Tentatively called Music and the Liberal Vision, my new monograph project explores how 19th-century British philosophical debates about knowing (certainty versus probability) underpinned nested discussions of faith, musical and literary aesthetics, and liberal ideals of hope. It studies the unpublished life writings and published treatises of a network of elite university, political and clerical families for whom musical passion was rooted in both highly competent musical training and in idealist conceptions. Recovering this neglected context supports my close readings of poetry, fiction, musical composition and painting in order to reveal how the representation of these interactive ideals served as an encoding for liberal beliefs and practices. The discovery of this elusive code has profound consequences for how we understand the arts of the period, political liberalism, idealist philosophy, and social work.
Also engaged in the field of digital humanities, I am co-directing the Sounding Victorian consortium with Sophie Fuller, leading the Sounding Tennyson project, and collaborating with Ewan Jones on the Tennyson collection hosted by the Cambridge Digital Library. Together, the Tennyson projects are part of The Tennysons Archive, the first digital archival grouping of Tennyson items. The aspects of this digital work focused on presenting sound are internationally innovative, thanks to our collaboration with the Walter J. Ong, S.J., Center for Digital Humanities at Saint Louis University. Sounding Tennyson is the first project worldwide to use sound with IIIF and is providing the origin for multiple fixtures in the A/V group.

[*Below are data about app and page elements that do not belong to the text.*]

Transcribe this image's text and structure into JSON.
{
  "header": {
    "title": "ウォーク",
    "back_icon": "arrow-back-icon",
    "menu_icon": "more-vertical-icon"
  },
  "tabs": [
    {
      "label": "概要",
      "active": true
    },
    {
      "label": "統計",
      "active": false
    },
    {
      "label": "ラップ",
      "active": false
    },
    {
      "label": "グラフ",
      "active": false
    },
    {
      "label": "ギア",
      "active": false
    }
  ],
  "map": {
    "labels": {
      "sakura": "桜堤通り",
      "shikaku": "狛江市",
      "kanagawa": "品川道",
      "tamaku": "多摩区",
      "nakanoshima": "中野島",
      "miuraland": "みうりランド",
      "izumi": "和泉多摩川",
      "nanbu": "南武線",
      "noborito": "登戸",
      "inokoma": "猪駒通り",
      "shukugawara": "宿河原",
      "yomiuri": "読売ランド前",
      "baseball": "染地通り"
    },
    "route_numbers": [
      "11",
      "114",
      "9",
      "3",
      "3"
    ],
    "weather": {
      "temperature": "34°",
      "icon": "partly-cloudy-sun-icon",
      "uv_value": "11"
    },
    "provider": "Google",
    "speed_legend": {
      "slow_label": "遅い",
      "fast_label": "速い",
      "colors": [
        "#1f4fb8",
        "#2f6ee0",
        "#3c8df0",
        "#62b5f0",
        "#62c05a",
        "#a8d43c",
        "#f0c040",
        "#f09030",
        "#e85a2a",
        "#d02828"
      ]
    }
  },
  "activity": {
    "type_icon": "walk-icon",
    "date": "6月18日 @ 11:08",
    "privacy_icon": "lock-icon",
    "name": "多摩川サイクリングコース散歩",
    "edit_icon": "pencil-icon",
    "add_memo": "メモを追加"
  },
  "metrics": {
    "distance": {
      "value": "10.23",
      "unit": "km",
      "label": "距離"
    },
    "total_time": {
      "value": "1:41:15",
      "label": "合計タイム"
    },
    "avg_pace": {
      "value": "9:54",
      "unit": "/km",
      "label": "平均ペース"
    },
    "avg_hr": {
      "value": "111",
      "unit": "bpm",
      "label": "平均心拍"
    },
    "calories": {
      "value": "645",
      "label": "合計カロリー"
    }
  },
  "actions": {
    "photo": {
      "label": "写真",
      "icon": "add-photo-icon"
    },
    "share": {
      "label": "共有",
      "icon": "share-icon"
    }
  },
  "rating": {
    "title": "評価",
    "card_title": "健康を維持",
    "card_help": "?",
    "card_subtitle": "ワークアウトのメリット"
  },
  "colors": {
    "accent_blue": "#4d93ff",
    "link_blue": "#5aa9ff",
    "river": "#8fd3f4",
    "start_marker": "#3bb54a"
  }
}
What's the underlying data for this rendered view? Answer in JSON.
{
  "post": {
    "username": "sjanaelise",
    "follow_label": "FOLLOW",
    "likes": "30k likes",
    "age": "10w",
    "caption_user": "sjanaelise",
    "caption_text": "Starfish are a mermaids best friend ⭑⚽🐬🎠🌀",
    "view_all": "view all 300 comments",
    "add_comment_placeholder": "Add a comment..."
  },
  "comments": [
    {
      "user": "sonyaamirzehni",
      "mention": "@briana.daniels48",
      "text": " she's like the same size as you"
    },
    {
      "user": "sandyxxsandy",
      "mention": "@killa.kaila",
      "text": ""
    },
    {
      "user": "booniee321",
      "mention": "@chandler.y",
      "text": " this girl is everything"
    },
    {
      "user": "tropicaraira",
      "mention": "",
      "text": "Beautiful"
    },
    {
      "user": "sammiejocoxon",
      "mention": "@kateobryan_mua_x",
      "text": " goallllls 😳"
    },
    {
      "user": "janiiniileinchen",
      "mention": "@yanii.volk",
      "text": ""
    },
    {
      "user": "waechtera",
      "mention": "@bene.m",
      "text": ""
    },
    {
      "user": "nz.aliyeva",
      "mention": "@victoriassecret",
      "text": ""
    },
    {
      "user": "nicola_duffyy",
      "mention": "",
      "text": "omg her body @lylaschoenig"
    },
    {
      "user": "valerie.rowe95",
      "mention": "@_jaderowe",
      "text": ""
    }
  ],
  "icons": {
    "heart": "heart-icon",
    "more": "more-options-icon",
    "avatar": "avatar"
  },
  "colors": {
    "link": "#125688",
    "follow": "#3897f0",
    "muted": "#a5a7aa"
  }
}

With Ewan Jones, I have begun a co-authored academic book, One Music: The Tennysons' Performance of Family Life, which explores poetry as a communal process of many people and multiple art forms.